Skip to content Skip to main navigation Report an accessibility issue

UT Libraries


Project Ceres to digitize and preserve a selection of vintage agricultural publications from UT Extension and UT Experiment Stations (now named UT AgResearch). A digital collection of the Tennessee Farm News (1922-1988), Tennessee Farm and Home Science (1952-1988), and a series of Extension special circulars (1925-1968) will be available online next year at digital.lib.utk.edu.

These early agricultural publications from the UT Institute of Agriculture are used regularly for research on historical crop yields, markets, farm tips, and Tennessee agricultural programs. UT preserved the Extension publications in the university archives and is the only library known to hold copies [according to a search of WorldCat, the world’s largest bibliographic database].

Continue reading at the UT Libraries website.


Observation of Coherent Elastic Neutrino-Nucleus Scattering”) and provide compelling evidence of a concept that has been predicted for more than four decades but never seen.

Efremenko was among the scientists who proposed placing a neutrino facility at SNS, which has clearly already paid dividends. He holds a joint faculty appointment with ORNL and has a long and deep involvement with neutrino physics research, having worked with the KamLANDDoubleChooz and Majorana experiments. Other UT Physics connections to the COHERENT experiment include Jason Newby (PhD, 2003), who is the technical coordinator for the collaboration, which comprises 80 researchers from 19 institutions and four nations. Physics graduate tudent Brandon Becker is also involved with the research.

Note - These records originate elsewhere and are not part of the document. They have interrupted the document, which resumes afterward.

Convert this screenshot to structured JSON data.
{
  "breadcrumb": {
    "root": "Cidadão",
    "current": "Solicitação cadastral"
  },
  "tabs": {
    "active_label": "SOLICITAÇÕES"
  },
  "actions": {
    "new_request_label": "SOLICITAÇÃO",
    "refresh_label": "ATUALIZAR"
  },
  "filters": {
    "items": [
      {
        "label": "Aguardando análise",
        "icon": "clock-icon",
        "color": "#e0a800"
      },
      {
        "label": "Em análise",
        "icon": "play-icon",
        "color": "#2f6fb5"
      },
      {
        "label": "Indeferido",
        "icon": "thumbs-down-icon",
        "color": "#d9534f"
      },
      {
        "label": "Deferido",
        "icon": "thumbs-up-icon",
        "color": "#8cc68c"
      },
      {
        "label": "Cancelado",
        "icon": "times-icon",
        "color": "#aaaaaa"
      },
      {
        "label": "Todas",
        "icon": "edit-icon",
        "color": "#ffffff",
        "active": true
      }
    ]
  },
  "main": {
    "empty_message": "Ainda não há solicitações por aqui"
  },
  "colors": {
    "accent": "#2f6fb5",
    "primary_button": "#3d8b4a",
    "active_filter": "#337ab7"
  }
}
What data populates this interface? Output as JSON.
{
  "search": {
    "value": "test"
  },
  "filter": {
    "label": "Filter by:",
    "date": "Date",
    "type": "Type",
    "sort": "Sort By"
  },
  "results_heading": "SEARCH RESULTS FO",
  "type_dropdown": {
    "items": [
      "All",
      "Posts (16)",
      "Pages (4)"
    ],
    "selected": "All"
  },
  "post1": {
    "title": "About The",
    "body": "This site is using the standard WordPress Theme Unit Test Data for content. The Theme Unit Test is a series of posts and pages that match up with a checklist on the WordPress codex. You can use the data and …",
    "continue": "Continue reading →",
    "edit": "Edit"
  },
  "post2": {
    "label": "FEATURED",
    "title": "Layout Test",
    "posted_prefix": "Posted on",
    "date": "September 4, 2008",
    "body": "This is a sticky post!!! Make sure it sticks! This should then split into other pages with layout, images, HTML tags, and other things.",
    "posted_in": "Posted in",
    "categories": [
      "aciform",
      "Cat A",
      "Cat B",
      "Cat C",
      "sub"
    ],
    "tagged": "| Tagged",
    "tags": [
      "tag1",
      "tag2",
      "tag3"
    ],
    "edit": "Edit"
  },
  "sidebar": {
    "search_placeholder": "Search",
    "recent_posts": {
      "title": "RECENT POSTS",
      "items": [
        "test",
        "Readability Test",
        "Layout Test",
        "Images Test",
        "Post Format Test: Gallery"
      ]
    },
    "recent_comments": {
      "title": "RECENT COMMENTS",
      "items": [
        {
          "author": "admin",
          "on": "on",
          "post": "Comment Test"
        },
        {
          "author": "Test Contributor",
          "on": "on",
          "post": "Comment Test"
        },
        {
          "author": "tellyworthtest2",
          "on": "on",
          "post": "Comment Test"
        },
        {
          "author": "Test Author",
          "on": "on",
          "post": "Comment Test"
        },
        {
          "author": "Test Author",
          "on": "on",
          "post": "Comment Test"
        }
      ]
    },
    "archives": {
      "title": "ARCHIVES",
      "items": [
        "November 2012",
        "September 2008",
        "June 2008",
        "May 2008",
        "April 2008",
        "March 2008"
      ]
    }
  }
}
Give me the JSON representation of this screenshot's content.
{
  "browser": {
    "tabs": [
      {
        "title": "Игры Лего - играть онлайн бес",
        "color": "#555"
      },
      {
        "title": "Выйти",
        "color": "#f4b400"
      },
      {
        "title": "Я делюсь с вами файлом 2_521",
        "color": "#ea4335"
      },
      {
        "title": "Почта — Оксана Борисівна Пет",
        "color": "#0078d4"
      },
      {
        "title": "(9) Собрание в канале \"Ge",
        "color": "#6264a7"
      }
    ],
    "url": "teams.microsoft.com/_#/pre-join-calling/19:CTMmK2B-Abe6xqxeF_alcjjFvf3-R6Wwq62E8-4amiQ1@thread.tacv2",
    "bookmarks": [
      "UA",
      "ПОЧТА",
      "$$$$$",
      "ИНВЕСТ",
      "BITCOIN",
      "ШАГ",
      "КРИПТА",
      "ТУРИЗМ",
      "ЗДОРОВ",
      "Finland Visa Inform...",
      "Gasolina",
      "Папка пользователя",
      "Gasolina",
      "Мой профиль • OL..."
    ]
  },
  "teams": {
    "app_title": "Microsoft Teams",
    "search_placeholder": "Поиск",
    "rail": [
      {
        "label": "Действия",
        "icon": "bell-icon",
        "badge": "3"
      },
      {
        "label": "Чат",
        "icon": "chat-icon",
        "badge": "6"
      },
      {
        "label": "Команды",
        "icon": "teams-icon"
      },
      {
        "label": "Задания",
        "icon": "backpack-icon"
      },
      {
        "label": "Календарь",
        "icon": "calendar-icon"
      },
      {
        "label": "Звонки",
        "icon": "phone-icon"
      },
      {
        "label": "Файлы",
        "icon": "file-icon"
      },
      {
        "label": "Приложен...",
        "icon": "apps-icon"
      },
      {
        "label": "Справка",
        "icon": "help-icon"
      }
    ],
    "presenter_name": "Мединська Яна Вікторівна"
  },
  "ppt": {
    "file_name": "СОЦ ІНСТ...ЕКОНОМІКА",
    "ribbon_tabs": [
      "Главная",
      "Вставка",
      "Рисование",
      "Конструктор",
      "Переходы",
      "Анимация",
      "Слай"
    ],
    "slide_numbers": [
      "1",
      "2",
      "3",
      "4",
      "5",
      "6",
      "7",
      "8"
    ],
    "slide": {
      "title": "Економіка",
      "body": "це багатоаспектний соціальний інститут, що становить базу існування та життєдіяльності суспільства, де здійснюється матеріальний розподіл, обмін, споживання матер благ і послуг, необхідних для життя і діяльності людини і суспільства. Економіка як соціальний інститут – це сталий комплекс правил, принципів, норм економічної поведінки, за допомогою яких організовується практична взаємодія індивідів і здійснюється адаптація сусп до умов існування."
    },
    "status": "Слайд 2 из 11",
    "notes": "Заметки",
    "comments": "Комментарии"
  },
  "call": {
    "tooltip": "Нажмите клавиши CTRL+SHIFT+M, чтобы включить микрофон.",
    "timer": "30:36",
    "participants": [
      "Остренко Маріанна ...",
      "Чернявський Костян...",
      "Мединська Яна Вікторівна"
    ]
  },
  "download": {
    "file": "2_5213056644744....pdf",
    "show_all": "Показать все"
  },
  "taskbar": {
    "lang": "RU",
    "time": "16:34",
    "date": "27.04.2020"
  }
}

Interior Architecture’s Liz Teston Named Fulbright ScholarLiz Teston

Liz Teston, an assistant professor and James Johnson Dudley Faculty Scholar in the School of Interior Architecture was named a 2017 Fulbright Scholar.

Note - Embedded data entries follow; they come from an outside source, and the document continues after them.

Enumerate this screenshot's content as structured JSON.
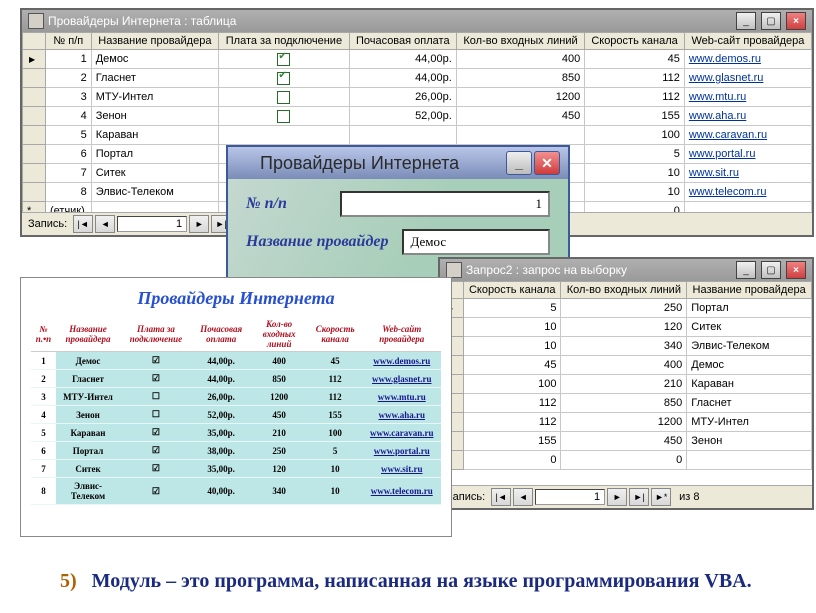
{
  "mainTable": {
    "title": "Провайдеры Интернета : таблица",
    "columns": [
      "№ п/п",
      "Название провайдера",
      "Плата за подключение",
      "Почасовая оплата",
      "Кол-во входных линий",
      "Скорость канала",
      "Web-сайт провайдера"
    ],
    "rows": [
      {
        "n": "1",
        "name": "Демос",
        "fee_on": true,
        "rate": "44,00р.",
        "lines": "400",
        "speed": "45",
        "site": "www.demos.ru"
      },
      {
        "n": "2",
        "name": "Гласнет",
        "fee_on": true,
        "rate": "44,00р.",
        "lines": "850",
        "speed": "112",
        "site": "www.glasnet.ru"
      },
      {
        "n": "3",
        "name": "МТУ-Интел",
        "fee_on": false,
        "rate": "26,00р.",
        "lines": "1200",
        "speed": "112",
        "site": "www.mtu.ru"
      },
      {
        "n": "4",
        "name": "Зенон",
        "fee_on": false,
        "rate": "52,00р.",
        "lines": "450",
        "speed": "155",
        "site": "www.aha.ru"
      },
      {
        "n": "5",
        "name": "Караван",
        "fee_on": null,
        "rate": "",
        "lines": "",
        "speed": "100",
        "site": "www.caravan.ru"
      },
      {
        "n": "6",
        "name": "Портал",
        "fee_on": null,
        "rate": "",
        "lines": "",
        "speed": "5",
        "site": "www.portal.ru"
      },
      {
        "n": "7",
        "name": "Ситек",
        "fee_on": null,
        "rate": "",
        "lines": "",
        "speed": "10",
        "site": "www.sit.ru"
      },
      {
        "n": "8",
        "name": "Элвис-Телеком",
        "fee_on": null,
        "rate": "",
        "lines": "",
        "speed": "10",
        "site": "www.telecom.ru"
      }
    ],
    "newRowLabel": "(етчик)",
    "newRowZero": "0",
    "nav": {
      "label": "Запись:",
      "pos": "1"
    }
  },
  "formDlg": {
    "title": "Провайдеры Интернета",
    "field1": "№ п/п",
    "field1val": "1",
    "field2": "Название провайдер",
    "field2val": "Демос"
  },
  "query": {
    "title": "Запрос2 : запрос на выборку",
    "columns": [
      "Скорость канала",
      "Кол-во входных линий",
      "Название провайдера"
    ],
    "rows": [
      {
        "speed": "5",
        "lines": "250",
        "name": "Портал"
      },
      {
        "speed": "10",
        "lines": "120",
        "name": "Ситек"
      },
      {
        "speed": "10",
        "lines": "340",
        "name": "Элвис-Телеком"
      },
      {
        "speed": "45",
        "lines": "400",
        "name": "Демос"
      },
      {
        "speed": "100",
        "lines": "210",
        "name": "Караван"
      },
      {
        "speed": "112",
        "lines": "850",
        "name": "Гласнет"
      },
      {
        "speed": "112",
        "lines": "1200",
        "name": "МТУ-Интел"
      },
      {
        "speed": "155",
        "lines": "450",
        "name": "Зенон"
      }
    ],
    "zeroRow": {
      "speed": "0",
      "lines": "0",
      "name": ""
    },
    "nav": {
      "label": "Запись:",
      "pos": "1",
      "suffix": "из 8"
    }
  },
  "report": {
    "title": "Провайдеры Интернета",
    "columns": [
      "№ п.•п",
      "Название провайдера",
      "Плата за подключение",
      "Почасовая оплата",
      "Кол-во входных линий",
      "Скорость канала",
      "Web-сайт провайдера"
    ],
    "rows": [
      {
        "n": "1",
        "name": "Демос",
        "fee": "☑",
        "rate": "44,00р.",
        "lines": "400",
        "speed": "45",
        "site": "www.demos.ru"
      },
      {
        "n": "2",
        "name": "Гласнет",
        "fee": "☑",
        "rate": "44,00р.",
        "lines": "850",
        "speed": "112",
        "site": "www.glasnet.ru"
      },
      {
        "n": "3",
        "name": "МТУ-Интел",
        "fee": "☐",
        "rate": "26,00р.",
        "lines": "1200",
        "speed": "112",
        "site": "www.mtu.ru"
      },
      {
        "n": "4",
        "name": "Зенон",
        "fee": "☐",
        "rate": "52,00р.",
        "lines": "450",
        "speed": "155",
        "site": "www.aha.ru"
      },
      {
        "n": "5",
        "name": "Караван",
        "fee": "☑",
        "rate": "35,00р.",
        "lines": "210",
        "speed": "100",
        "site": "www.caravan.ru"
      },
      {
        "n": "6",
        "name": "Портал",
        "fee": "☑",
        "rate": "38,00р.",
        "lines": "250",
        "speed": "5",
        "site": "www.portal.ru"
      },
      {
        "n": "7",
        "name": "Ситек",
        "fee": "☑",
        "rate": "35,00р.",
        "lines": "120",
        "speed": "10",
        "site": "www.sit.ru"
      },
      {
        "n": "8",
        "name": "Элвис-Телеком",
        "fee": "☑",
        "rate": "40,00р.",
        "lines": "340",
        "speed": "10",
        "site": "www.telecom.ru"
      }
    ]
  },
  "footnote": {
    "num": "5)",
    "bold": "Модуль",
    "rest": " – это программа, написанная на языке программирования VBA."
  }
}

The Fulbright Program is a prestigious international exchange initiative that awards about 1,100 grants to American scholars each year. Funded by the U.S. government, Fulbright Scholars are chosen based on their leadership and abilities to teach, conduct research and contribute to solutions for shared international concerns.

Teston will spend seven months in Romania as part of the interior architecture faculty at Ion Mincu University of Architecture and Urbanism. There, she will teach a course that focuses on urban spaces, the way people use urban spaces and politics related to design.

Erin Smith to Enter the East Tennessee Writers Hall of FameErin Smith

Erin Elizabeth Smith, senior instructor in English and the Jack E. Reese Writer-in-Residence at UT Libraries, will be inducted into the East Tennessee Writers Hall of Fame at 11:30 a.m. Thursday, October 19.

Smith teaches poetry writing, public writing, and literature and genre classes including Women in American Literature and Introduction to Poetry. She is the author of two full-length poetry collections, The Naming of Strays and The Fear of Being Found, which were re-released last year. Her poetry and nonfiction have appeared in 32 PoemsMid-AmericanThe Yalobusha ReviewNew Delta ReviewFlorida ReviewThird CoastCrab OrchardWest Branch, and Willow Springs.

As writer-in-residence, she organizes the Writers in the Library series, which brings local, regional, and nationally known authors to Hodges Library to share their works with the campus community.


The Society for History in the Federal Government awarded its Thomas Jefferson Prize to The Papers of Andrew Jackson: Volume X, 1832, a project that has obtained photocopies of every known and available Jackson document, at a ceremony at the National Archives in Washington earlier this month. Volume X of the Jackson Papers was edited by UT Department of History faculty members Daniel Feller, Thomas Coens, and Laura-Eve Moss.

Continue reading


is one of the newest members of NASA’s Curiosity Mars Rover mission.

Ashley Maynor, digital humanities librarian, has been named a “mover and shaker” in the library field by the national publication Library Journal.

Stephen Blackwell, a UT professor of Russian in the Department of Modern Foreign Languages and Literatures, has been getting a lot of attention for his book Fine Lines: Vladimir Nabokov’s Scientific Art — the first full appraisal of Vladimir Nabokov’s contributions as a scientist. Reviews have recently appeared in the New Yorker, Nature, and the Washington Post.